Your credit card statement lists the different ways you can make repayments. These usually include the following:
- Internet banking (if both accounts are held with the same bank)
- At a branch
- Australia Post
- Automatic payments for the minimum amount, the total balance or a nominated dollar amount above the minimum required amount
What if I need to make changes to my autopay?
Make sure you let your bank know as soon as possible if you need to make changes to your autopay. Generally, you need to give at least 7 days' notice to your bank if you want the changes made.
Compare 0% balance transfer credit cards
A balance transfer credit card offers a 0% interest rate for up to 36 months and gives you a way to save on interest as you pay off the debt.
We update our data regularly, but information can change between updates. Confirm details with the provider you're interested in before making a decision.
More guides on Finder
Citi Premier Card – Velocity Points Offer
The Citi Premier includes a big bonus points offer, discounted annual fee options, lounge passes and more.
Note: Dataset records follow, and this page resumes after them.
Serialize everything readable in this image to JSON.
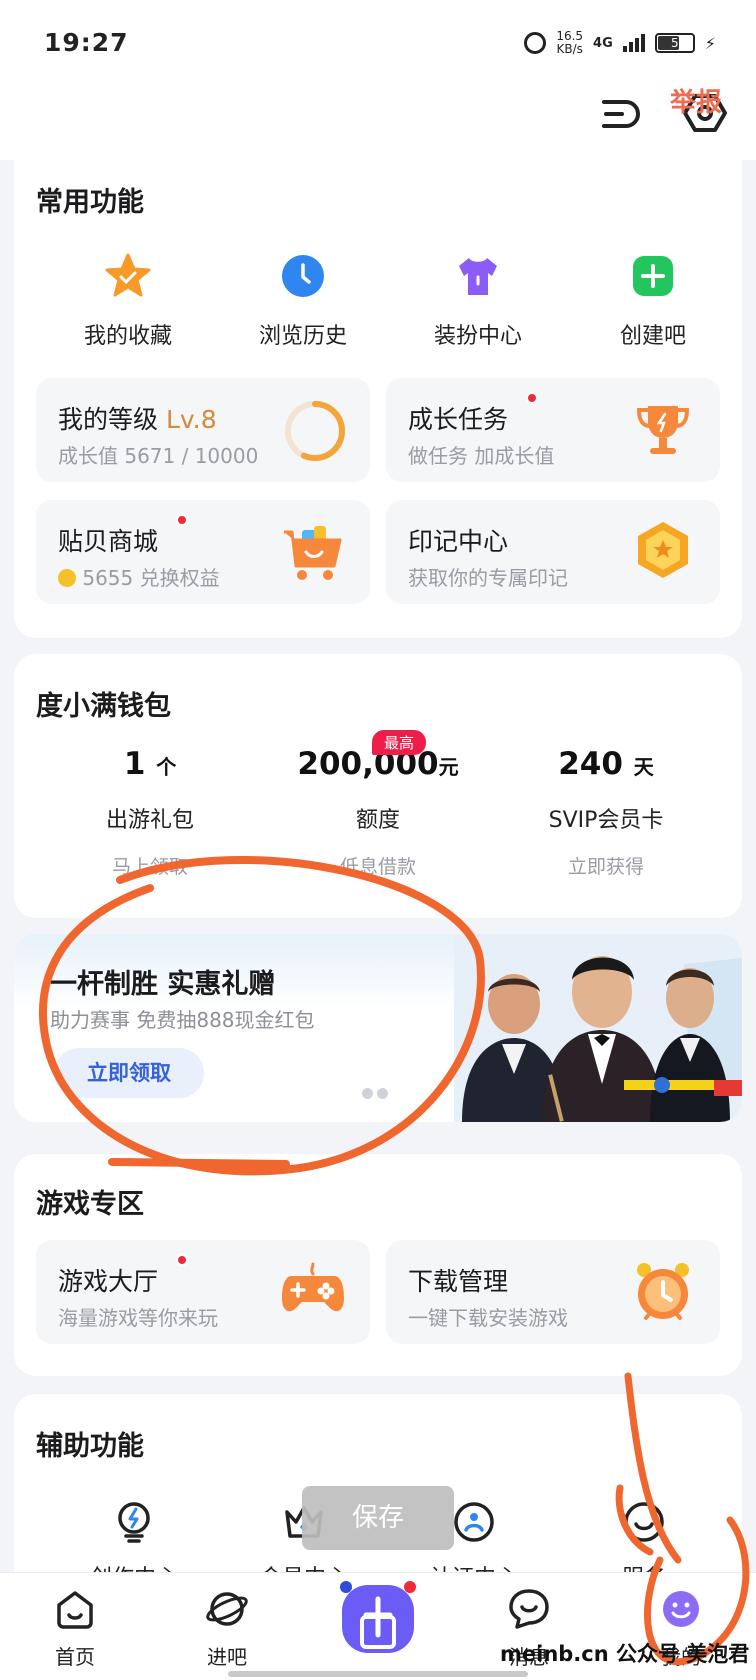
{
  "status_bar": {
    "time": "19:27",
    "speed_value": "16.5",
    "speed_unit": "KB/s",
    "network": "4G",
    "battery": "5"
  },
  "header": {
    "report_label": "举报"
  },
  "common": {
    "title": "常用功能",
    "items": [
      {
        "label": "我的收藏",
        "icon": "star-icon"
      },
      {
        "label": "浏览历史",
        "icon": "clock-icon"
      },
      {
        "label": "装扮中心",
        "icon": "shirt-icon"
      },
      {
        "label": "创建吧",
        "icon": "plus-icon"
      }
    ],
    "tiles": {
      "level": {
        "title": "我的等级",
        "level": "Lv.8",
        "sub": "成长值 5671 / 10000",
        "progress": 0.567
      },
      "growth": {
        "title": "成长任务",
        "sub": "做任务 加成长值"
      },
      "shop": {
        "title": "贴贝商城",
        "sub": "5655 兑换权益"
      },
      "mark": {
        "title": "印记中心",
        "sub": "获取你的专属印记"
      }
    }
  },
  "wallet": {
    "title": "度小满钱包",
    "badge": "最高",
    "items": [
      {
        "value": "1",
        "unit": "个",
        "name": "出游礼包",
        "sub": "马上领取"
      },
      {
        "value": "200,000",
        "unit": "元",
        "name": "额度",
        "sub": "低息借款"
      },
      {
        "value": "240",
        "unit": "天",
        "name": "SVIP会员卡",
        "sub": "立即获得"
      }
    ]
  },
  "banner": {
    "title": "一杆制胜 实惠礼赠",
    "subtitle": "助力赛事 免费抽888现金红包",
    "button": "立即领取"
  },
  "games": {
    "title": "游戏专区",
    "hall": {
      "title": "游戏大厅",
      "sub": "海量游戏等你来玩"
    },
    "download": {
      "title": "下载管理",
      "sub": "一键下载安装游戏"
    }
  },
  "aux": {
    "title": "辅助功能",
    "items": [
      {
        "label": "创作中心"
      },
      {
        "label": "会员中心"
      },
      {
        "label": "认证中心"
      },
      {
        "label": "服务"
      }
    ]
  },
  "toast": {
    "label": "保存"
  },
  "tabbar": {
    "items": [
      {
        "label": "首页"
      },
      {
        "label": "进吧"
      },
      {
        "label": "消息"
      },
      {
        "label": "我的"
      }
    ]
  },
  "watermark": "meinb.cn 公众号 美泡君",
  "colors": {
    "accent_red": "#ef2b3a",
    "wallet_badge": "#ee1e4a",
    "banner_button_text": "#3561d9",
    "annotation": "#f0662f"
  }
}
Get the details here.
The Future of Credit Cards report 2022
Finder’s Future of Credit Cards report explores the trends shaping credit cards and digital payments, including the rise of BNPL.
Point-to-point frustration: Why it can be very difficult to get a refund for an outrageous taxi fare in Australia
If you are overcharged by a taxi in Australia, chasing a refund is hard work. Here's why the industry needs to change if it is to survive.
American Express Corporate Platinum Card
With a 400,000 bonus Membership Rewards points offer, lounge access and management tools, is this Amex account right for your company?
American Express Corporate Card
This Amex charge card offers a mix of management tools and perks for big companies – including a 50,000 bonus Membership Rewards offer.
American Express Corporate Gold Card
Designed for big companies, this Amex charge card offers a mix of management tools and perks – including a 100,000 bonus Membership Rewards points offer.
American Express Qantas Corporate Gold Card
With a 100,000 bonus Membership Rewards offer and complimentary Qantas Business Rewards membership, is this the right card for your business?
Bank of Melbourne Vertigo – Purchase Offer
Compare the features of the Bank of Melbourne Vertigo including a 0% promotional offer on purchases and a first-year annual fee waiver.
St.George Vertigo Card – Purchase Offer
Offers no annual fee in the first year and 0% introductory rate on purchases for the first 18 months.
Ask an Expert